  3. In our environment, we had TFS listening on a few different ports (including 443 for SSL).  This meant a bit more configuration in IIS, and some installation of certificates.


After the final steps were completed, testing went as smoothly as you could imagine.  Visual Studio accepted the new server without a hitch, and all our test developers could Get Latest and Check In without an issue.

To Do

There are a few loose ends that we hope to clear up over the next few days.

  1. In TFS Web Access, it appears that there are no members for any of the projects.  Obviously this isn’t causing an issue, and permission to access the Projects and Project Collections must have come across with the data migration (we made sure it wasn’t a free-for-all), but it seems a bit unusual.
  2. We still need to finish setting up the SharePoint instance that will store all our project documents.
  3. Our Build Servers have not yet been upgraded.  This should be a fairly quick task, however until it’s done, none of our builds will work.
    In particular, this affects our gated checkins.  Because they make sure the project can be built before  a checkin is accepted, they’re stopping us from checking in!
    We’ve turned these off for the moment.


The upgrade process was fairly straightforward, however there are a few suggestions I’ll give you.
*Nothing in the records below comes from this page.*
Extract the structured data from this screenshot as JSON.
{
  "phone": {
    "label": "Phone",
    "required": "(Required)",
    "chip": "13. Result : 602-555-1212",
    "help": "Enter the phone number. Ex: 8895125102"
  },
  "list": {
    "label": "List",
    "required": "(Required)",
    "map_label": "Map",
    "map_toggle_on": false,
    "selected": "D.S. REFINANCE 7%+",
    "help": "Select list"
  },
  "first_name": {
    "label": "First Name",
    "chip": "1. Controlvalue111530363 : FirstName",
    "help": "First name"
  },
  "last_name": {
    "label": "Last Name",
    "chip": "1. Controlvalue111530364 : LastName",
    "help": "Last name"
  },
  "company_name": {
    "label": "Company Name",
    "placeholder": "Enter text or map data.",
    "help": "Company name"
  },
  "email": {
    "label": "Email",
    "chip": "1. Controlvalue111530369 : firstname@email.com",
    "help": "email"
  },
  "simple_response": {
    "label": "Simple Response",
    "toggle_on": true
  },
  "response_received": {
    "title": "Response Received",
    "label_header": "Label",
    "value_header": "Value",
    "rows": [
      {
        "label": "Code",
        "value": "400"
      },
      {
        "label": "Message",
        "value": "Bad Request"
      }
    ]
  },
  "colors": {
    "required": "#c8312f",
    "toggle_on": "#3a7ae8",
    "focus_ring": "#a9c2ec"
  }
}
If you’re doing it, I highly recommend you have a trusty SysAdmin involved for the final few steps.  A person like Daniel comes into his own on these occasions and knows exactly what changes to make and how to make them efficiently.  You don’t want a programmer doing that work if you can help it.

One thing we noted was that the URLs that were used to access the old TFS server were carried over in the configuration during the upgrade.  While this was fine for us as we were changing DNS entries to keep everything consistent, I can imagine a common final step would be to change these URLs.  It would have been nice for the wizard to prompt us for settings like that.

The feedback has been given to Brian Harry‘s TFS team so they can add some spit and polish for the RTM version.